PBS Tidbit 3 of Y
54:56In this Programming By Stealth adjacent installment labeled Tidbits 3 of Y, Bart Busschots talks to us about the dangers of using other people's code in your code, and the danger of not using other people's code. He explains this seeming dichotomy and gives us ways to approach the problem taking a middle ground. He helps us think about how to choose whether to use other's code and whose code to use, and even how to ensure it's kept up to date with security patches. It's definitely a philosophical installment and it was triggered by a recent event where a developer maliciously broke his own code, impacting a lot of developers. It's actually sort of a success story of open source which I didn't expect. You can find Bart's fabulous tutorial shownotes at pbs.bartificer.net.
PBS 136 of X — More Jesting
1:00:57Bart Busschots taught us the basics of Jest last time for our Test Driven Development environment. This week we learn to group our tests using the `describe()` function in Jest. Grouping tests with describe does more than eliminate the need to comment our code, it also provides more useful output from our tests and scopes what happens inside. As Bart describes it, we climb "Mount Jest" at one point as he explains how we can also loop our tests (instead of repeating code as we did last time) using `describe.each()()`. It's a little head bending with arrays of arrays and functions of functions but it sounds worse to describe than it actually is to read and create. He then describes ways to run certain setup and tear down functions before and after our tests are run and why we might need to do that. Finally, we get the last cool thing we'll need to understand about Jest, and that's how to use the `.only` and `.skip` modifiers on our tests so that we can focus on individual tests while we're chasing bugs. For the first time in a long time, he even gives us an optional challenge to flex these new Jest muscles. You can find Bart's fabulous tutorial shownotes at pbs.bartificer.net.

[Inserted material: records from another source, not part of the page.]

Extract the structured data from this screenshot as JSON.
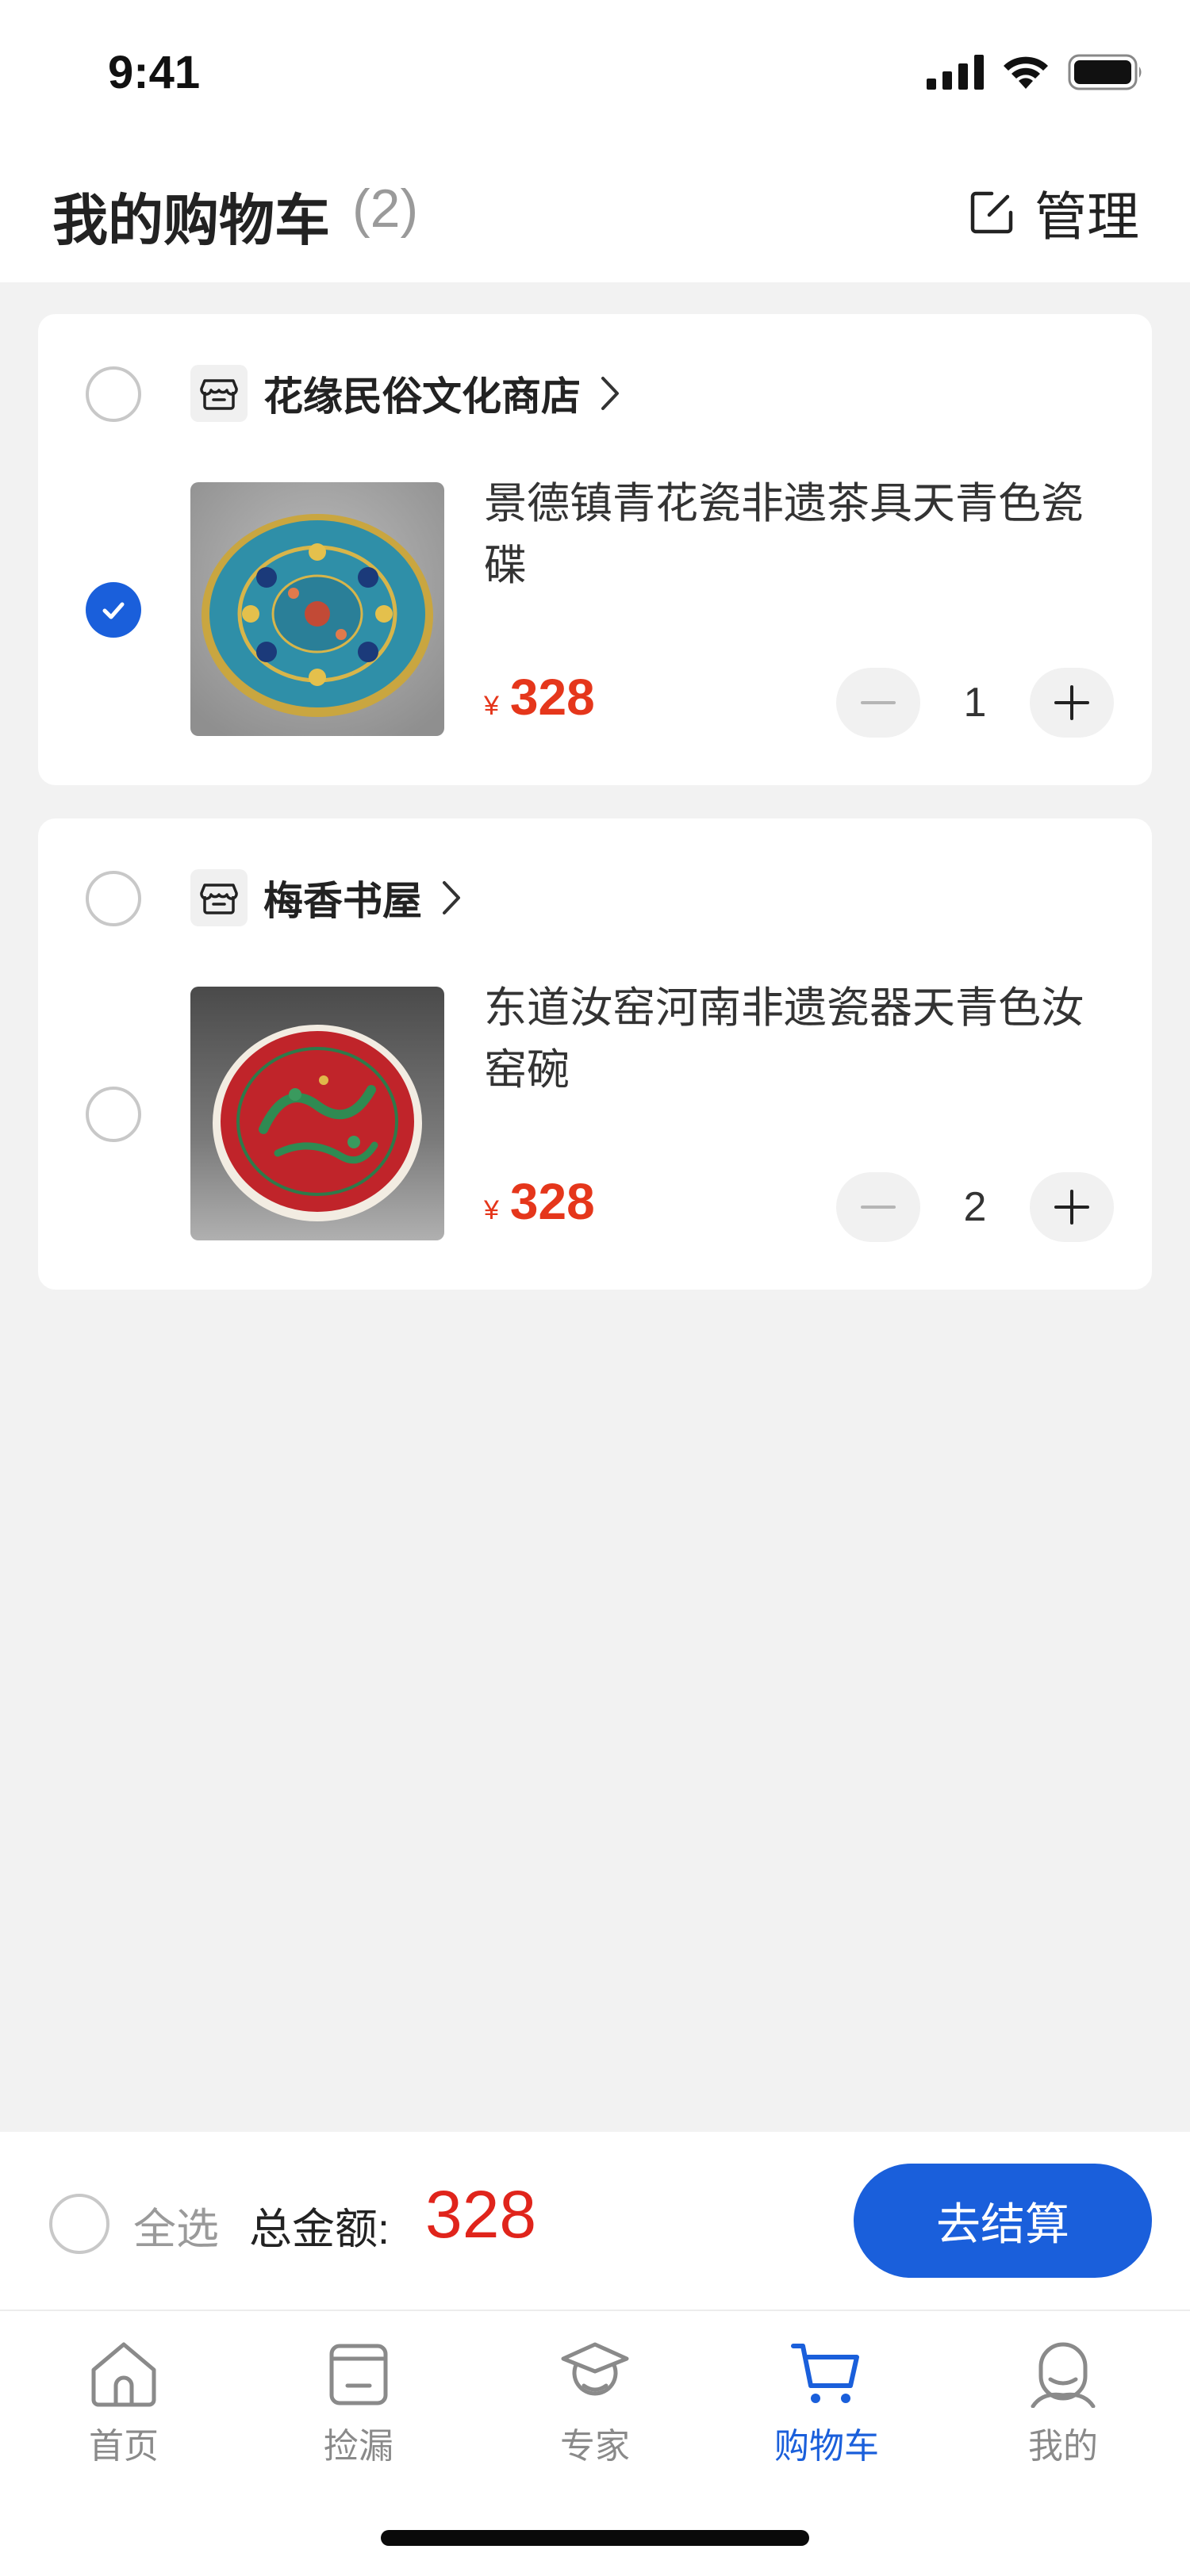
{
  "status_bar": {
    "time": "9:41"
  },
  "header": {
    "title": "我的购物车",
    "count": "(2)",
    "manage_label": "管理"
  },
  "cart": [
    {
      "shop_name": "花缘民俗文化商店",
      "shop_selected": false,
      "item_selected": true,
      "product_title": "景德镇青花瓷非遗茶具天青色瓷碟",
      "price_symbol": "¥",
      "price": "328",
      "quantity": "1"
    },
    {
      "shop_name": "梅香书屋",
      "shop_selected": false,
      "item_selected": false,
      "product_title": "东道汝窑河南非遗瓷器天青色汝窑碗",
      "price_symbol": "¥",
      "price": "328",
      "quantity": "2"
    }
  ],
  "summary": {
    "select_all_label": "全选",
    "total_label": "总金额:",
    "total_value": "328",
    "checkout_label": "去结算"
  },
  "tabs": [
    {
      "label": "首页",
      "icon": "home-icon",
      "active": false
    },
    {
      "label": "捡漏",
      "icon": "bargain-icon",
      "active": false
    },
    {
      "label": "专家",
      "icon": "expert-icon",
      "active": false
    },
    {
      "label": "购物车",
      "icon": "cart-icon",
      "active": true
    },
    {
      "label": "我的",
      "icon": "profile-icon",
      "active": false
    }
  ],
  "colors": {
    "accent": "#1a5fdb",
    "price": "#e5361b",
    "total": "#e0241b"
  }
}
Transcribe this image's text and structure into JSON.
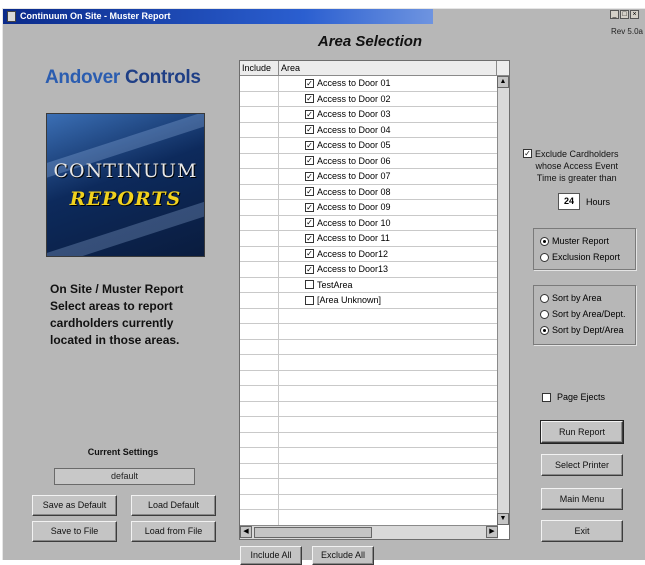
{
  "window": {
    "title": "Continuum On Site - Muster Report",
    "revision": "Rev 5.0a"
  },
  "branding": {
    "company_part1": "Andover",
    "company_part2": "Controls",
    "banner_line1": "CONTINUUM",
    "banner_line2": "REPORTS"
  },
  "description": {
    "line1": "On Site / Muster Report",
    "line2": "Select areas to report",
    "line3": "cardholders currently",
    "line4": "located in those areas."
  },
  "current_settings": {
    "label": "Current Settings",
    "value": "default"
  },
  "left_buttons": {
    "save_default": "Save as Default",
    "load_default": "Load Default",
    "save_file": "Save to File",
    "load_file": "Load from File"
  },
  "area_selection": {
    "title": "Area Selection",
    "col_include": "Include",
    "col_area": "Area",
    "rows": [
      {
        "checked": true,
        "area": "Access to Door 01"
      },
      {
        "checked": true,
        "area": "Access to Door 02"
      },
      {
        "checked": true,
        "area": "Access to Door 03"
      },
      {
        "checked": true,
        "area": "Access to Door 04"
      },
      {
        "checked": true,
        "area": "Access to Door 05"
      },
      {
        "checked": true,
        "area": "Access to Door 06"
      },
      {
        "checked": true,
        "area": "Access to Door 07"
      },
      {
        "checked": true,
        "area": "Access to Door 08"
      },
      {
        "checked": true,
        "area": "Access to Door 09"
      },
      {
        "checked": true,
        "area": "Access to Door 10"
      },
      {
        "checked": true,
        "area": "Access to Door 11"
      },
      {
        "checked": true,
        "area": "Access to Door12"
      },
      {
        "checked": true,
        "area": "Access to Door13"
      },
      {
        "checked": false,
        "area": "TestArea"
      },
      {
        "checked": false,
        "area": "[Area Unknown]"
      }
    ],
    "empty_rows": 15,
    "include_all": "Include All",
    "exclude_all": "Exclude All"
  },
  "exclude_option": {
    "checked": true,
    "line1": "Exclude Cardholders",
    "line2": "whose Access Event",
    "line3": "Time is greater than",
    "hours_value": "24",
    "hours_label": "Hours"
  },
  "report_type": {
    "muster": "Muster Report",
    "exclusion": "Exclusion Report",
    "selected": "muster"
  },
  "sort_by": {
    "area": "Sort by Area",
    "area_dept": "Sort by Area/Dept.",
    "dept_area": "Sort by Dept/Area",
    "selected": "dept_area"
  },
  "page_ejects": {
    "label": "Page Ejects",
    "checked": false
  },
  "right_buttons": {
    "run_report": "Run Report",
    "select_printer": "Select Printer",
    "main_menu": "Main Menu",
    "exit": "Exit"
  },
  "icons": {
    "check_mark": "✓",
    "radio_selected": "filled-dot"
  }
}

PBS 135 of X – Introducing Jest (and re-Introducing Test Driven Development & Unit Testing)
1:10:23In this week's installment of Programming By Stealth, Bart takes us down memory lane to 102 episodes ago when he first introduced us to the concept of test-driven development. He explains why back then he taught us how to use QUnit for our TDD work, and why it's no longer in favor with him. It's not just the advancements in technology like ES6, but it's also because QUnit makes it terribly hard to write tests and to interpret what you've written when you've been away from it for a while. He walks us through his criteria for picking a new TDD tool, and why he chose Jest for the job. He then walks us through a worked example of how to write some simple tests on a module and of course, explains how Jest does its job running our tests. I liked it, even though my head hurt during a bit of it! You can find Bart's fabulous tutorial shownotes at pbs.bartificer.net.